▶ Requirement: Find each line below that includes "Setup", then copy it.

▶ Items from an interface collection:

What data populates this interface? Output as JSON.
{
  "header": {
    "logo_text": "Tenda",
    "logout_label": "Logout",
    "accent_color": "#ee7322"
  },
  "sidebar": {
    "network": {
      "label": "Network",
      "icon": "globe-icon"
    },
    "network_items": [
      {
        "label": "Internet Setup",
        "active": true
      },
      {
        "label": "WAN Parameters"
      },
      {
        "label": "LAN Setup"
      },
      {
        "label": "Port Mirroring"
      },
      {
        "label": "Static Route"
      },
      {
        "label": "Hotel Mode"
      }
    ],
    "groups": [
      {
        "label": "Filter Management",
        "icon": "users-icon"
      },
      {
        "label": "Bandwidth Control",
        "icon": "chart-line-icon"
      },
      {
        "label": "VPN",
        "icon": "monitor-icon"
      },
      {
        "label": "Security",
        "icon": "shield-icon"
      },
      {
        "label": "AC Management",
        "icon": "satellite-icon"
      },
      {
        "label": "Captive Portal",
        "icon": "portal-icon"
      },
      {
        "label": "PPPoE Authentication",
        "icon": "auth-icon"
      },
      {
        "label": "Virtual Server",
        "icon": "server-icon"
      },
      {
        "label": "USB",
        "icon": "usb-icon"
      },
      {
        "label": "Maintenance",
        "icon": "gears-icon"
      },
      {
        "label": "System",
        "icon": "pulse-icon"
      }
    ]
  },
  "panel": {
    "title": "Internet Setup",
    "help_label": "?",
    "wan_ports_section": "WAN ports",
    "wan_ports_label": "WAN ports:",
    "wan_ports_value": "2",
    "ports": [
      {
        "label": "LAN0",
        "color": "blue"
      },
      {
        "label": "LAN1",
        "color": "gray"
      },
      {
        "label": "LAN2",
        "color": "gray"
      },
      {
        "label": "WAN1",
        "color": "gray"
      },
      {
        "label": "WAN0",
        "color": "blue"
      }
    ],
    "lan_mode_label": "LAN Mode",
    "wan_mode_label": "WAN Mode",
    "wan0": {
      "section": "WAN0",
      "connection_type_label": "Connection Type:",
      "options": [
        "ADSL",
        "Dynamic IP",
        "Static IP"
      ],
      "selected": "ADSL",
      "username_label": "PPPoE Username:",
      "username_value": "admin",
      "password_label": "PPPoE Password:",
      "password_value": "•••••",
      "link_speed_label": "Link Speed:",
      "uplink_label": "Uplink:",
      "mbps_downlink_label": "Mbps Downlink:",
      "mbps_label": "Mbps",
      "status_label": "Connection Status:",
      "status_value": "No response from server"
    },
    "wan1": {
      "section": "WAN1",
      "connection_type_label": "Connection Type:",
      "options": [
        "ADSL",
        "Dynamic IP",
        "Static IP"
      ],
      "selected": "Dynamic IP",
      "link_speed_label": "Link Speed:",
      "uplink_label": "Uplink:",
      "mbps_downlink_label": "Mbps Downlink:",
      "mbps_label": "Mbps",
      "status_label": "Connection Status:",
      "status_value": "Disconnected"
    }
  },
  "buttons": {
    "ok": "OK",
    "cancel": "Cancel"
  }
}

▶ Response area:
        "label": "Internet Setup",
        "label": "LAN Setup"
    "title": "Internet Setup",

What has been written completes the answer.